| TASK ITEM |
Read the data and repeat it in full, exactly.

********

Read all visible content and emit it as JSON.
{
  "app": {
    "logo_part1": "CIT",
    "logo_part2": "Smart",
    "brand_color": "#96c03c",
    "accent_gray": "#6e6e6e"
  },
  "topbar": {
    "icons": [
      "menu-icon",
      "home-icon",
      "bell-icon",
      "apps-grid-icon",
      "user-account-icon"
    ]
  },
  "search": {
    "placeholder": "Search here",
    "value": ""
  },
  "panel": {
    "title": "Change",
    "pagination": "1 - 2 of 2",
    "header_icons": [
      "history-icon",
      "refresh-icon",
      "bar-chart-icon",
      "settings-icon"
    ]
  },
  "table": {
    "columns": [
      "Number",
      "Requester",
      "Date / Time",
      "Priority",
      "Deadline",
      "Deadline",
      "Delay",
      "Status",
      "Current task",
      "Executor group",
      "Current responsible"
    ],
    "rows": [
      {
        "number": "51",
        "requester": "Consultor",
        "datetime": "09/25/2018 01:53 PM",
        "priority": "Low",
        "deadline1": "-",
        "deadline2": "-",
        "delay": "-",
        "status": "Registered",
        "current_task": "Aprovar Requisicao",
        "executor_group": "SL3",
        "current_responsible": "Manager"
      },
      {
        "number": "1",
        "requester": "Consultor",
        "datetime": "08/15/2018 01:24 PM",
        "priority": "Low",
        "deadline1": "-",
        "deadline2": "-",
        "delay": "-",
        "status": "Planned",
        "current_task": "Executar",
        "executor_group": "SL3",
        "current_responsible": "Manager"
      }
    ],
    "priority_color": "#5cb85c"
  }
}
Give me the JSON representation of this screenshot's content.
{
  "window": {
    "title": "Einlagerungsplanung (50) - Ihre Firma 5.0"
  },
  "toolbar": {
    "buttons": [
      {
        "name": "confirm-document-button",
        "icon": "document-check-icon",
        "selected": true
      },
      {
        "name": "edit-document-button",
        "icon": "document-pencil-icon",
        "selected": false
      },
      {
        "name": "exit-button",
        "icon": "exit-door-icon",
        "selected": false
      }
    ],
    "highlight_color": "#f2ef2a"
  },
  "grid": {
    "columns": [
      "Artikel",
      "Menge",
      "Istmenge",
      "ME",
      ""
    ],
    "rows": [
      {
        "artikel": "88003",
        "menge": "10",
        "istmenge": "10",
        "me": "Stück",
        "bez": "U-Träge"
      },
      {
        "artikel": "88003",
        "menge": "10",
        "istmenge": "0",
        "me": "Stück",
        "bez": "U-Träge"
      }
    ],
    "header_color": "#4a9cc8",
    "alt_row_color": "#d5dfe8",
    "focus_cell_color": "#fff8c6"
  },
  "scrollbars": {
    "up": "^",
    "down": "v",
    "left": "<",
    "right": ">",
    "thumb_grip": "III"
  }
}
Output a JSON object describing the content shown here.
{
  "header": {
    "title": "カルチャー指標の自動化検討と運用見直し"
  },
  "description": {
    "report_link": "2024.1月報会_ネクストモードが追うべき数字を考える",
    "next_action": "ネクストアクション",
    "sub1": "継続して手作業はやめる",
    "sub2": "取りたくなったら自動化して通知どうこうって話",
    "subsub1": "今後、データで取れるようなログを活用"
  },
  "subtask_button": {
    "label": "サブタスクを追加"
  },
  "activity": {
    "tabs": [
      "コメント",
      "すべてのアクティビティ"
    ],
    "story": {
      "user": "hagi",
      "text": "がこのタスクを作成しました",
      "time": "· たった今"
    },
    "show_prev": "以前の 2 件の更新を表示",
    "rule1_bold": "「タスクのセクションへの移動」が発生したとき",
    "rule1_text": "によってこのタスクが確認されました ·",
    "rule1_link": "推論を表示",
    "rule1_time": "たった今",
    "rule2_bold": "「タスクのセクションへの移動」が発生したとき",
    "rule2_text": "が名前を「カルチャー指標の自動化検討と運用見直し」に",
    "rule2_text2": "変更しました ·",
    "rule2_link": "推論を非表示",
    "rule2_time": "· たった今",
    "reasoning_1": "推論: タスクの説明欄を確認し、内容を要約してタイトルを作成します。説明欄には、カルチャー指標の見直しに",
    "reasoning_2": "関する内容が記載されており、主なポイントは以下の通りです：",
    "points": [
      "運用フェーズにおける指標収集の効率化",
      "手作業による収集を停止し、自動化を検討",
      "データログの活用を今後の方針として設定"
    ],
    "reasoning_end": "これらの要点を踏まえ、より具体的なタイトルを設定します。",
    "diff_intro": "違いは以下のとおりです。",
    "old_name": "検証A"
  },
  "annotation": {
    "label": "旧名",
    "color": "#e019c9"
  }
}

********

| RESPONSE |
Read all visible content and emit it as JSON.
{
  "app": {
    "logo_part1": "CIT",
    "logo_part2": "Smart",
    "brand_color": "#96c03c",
    "accent_gray": "#6e6e6e"
  },
  "topbar": {
    "icons": [
      "menu-icon",
      "home-icon",
      "bell-icon",
      "apps-grid-icon",
      "user-account-icon"
    ]
  },
  "search": {
    "placeholder": "Search here",
    "value": ""
  },
  "panel": {
    "title": "Change",
    "pagination": "1 - 2 of 2",
    "header_icons": [
      "history-icon",
      "refresh-icon",
      "bar-chart-icon",
      "settings-icon"
    ]
  },
  "table": {
    "columns": [
      "Number",
      "Requester",
      "Date / Time",
      "Priority",
      "Deadline",
      "Deadline",
      "Delay",
      "Status",
      "Current task",
      "Executor group",
      "Current responsible"
    ],
    "rows": [
      {
        "number": "51",
        "requester": "Consultor",
        "datetime": "09/25/2018 01:53 PM",
        "priority": "Low",
        "deadline1": "-",
        "deadline2": "-",
        "delay": "-",
        "status": "Registered",
        "current_task": "Aprovar Requisicao",
        "executor_group": "SL3",
        "current_responsible": "Manager"
      },
      {
        "number": "1",
        "requester": "Consultor",
        "datetime": "08/15/2018 01:24 PM",
        "priority": "Low",
        "deadline1": "-",
        "deadline2": "-",
        "delay": "-",
        "status": "Planned",
        "current_task": "Executar",
        "executor_group": "SL3",
        "current_responsible": "Manager"
      }
    ],
    "priority_color": "#5cb85c"
  }
}
Give me the JSON representation of this screenshot's content.
{
  "window": {
    "title": "Einlagerungsplanung (50) - Ihre Firma 5.0"
  },
  "toolbar": {
    "buttons": [
      {
        "name": "confirm-document-button",
        "icon": "document-check-icon",
        "selected": true
      },
      {
        "name": "edit-document-button",
        "icon": "document-pencil-icon",
        "selected": false
      },
      {
        "name": "exit-button",
        "icon": "exit-door-icon",
        "selected": false
      }
    ],
    "highlight_color": "#f2ef2a"
  },
  "grid": {
    "columns": [
      "Artikel",
      "Menge",
      "Istmenge",
      "ME",
      ""
    ],
    "rows": [
      {
        "artikel": "88003",
        "menge": "10",
        "istmenge": "10",
        "me": "Stück",
        "bez": "U-Träge"
      },
      {
        "artikel": "88003",
        "menge": "10",
        "istmenge": "0",
        "me": "Stück",
        "bez": "U-Träge"
      }
    ],
    "header_color": "#4a9cc8",
    "alt_row_color": "#d5dfe8",
    "focus_cell_color": "#fff8c6"
  },
  "scrollbars": {
    "up": "^",
    "down": "v",
    "left": "<",
    "right": ">",
    "thumb_grip": "III"
  }
}
Output a JSON object describing the content shown here.
{
  "header": {
    "title": "カルチャー指標の自動化検討と運用見直し"
  },
  "description": {
    "report_link": "2024.1月報会_ネクストモードが追うべき数字を考える",
    "next_action": "ネクストアクション",
    "sub1": "継続して手作業はやめる",
    "sub2": "取りたくなったら自動化して通知どうこうって話",
    "subsub1": "今後、データで取れるようなログを活用"
  },
  "subtask_button": {
    "label": "サブタスクを追加"
  },
  "activity": {
    "tabs": [
      "コメント",
      "すべてのアクティビティ"
    ],
    "story": {
      "user": "hagi",
      "text": "がこのタスクを作成しました",
      "time": "· たった今"
    },
    "show_prev": "以前の 2 件の更新を表示",
    "rule1_bold": "「タスクのセクションへの移動」が発生したとき",
    "rule1_text": "によってこのタスクが確認されました ·",
    "rule1_link": "推論を表示",
    "rule1_time": "たった今",
    "rule2_bold": "「タスクのセクションへの移動」が発生したとき",
    "rule2_text": "が名前を「カルチャー指標の自動化検討と運用見直し」に",
    "rule2_text2": "変更しました ·",
    "rule2_link": "推論を非表示",
    "rule2_time": "· たった今",
    "reasoning_1": "推論: タスクの説明欄を確認し、内容を要約してタイトルを作成します。説明欄には、カルチャー指標の見直しに",
    "reasoning_2": "関する内容が記載されており、主なポイントは以下の通りです：",
    "points": [
      "運用フェーズにおける指標収集の効率化",
      "手作業による収集を停止し、自動化を検討",
      "データログの活用を今後の方針として設定"
    ],
    "reasoning_end": "これらの要点を踏まえ、より具体的なタイトルを設定します。",
    "diff_intro": "違いは以下のとおりです。",
    "old_name": "検証A"
  },
  "annotation": {
    "label": "旧名",
    "color": "#e019c9"
  }
}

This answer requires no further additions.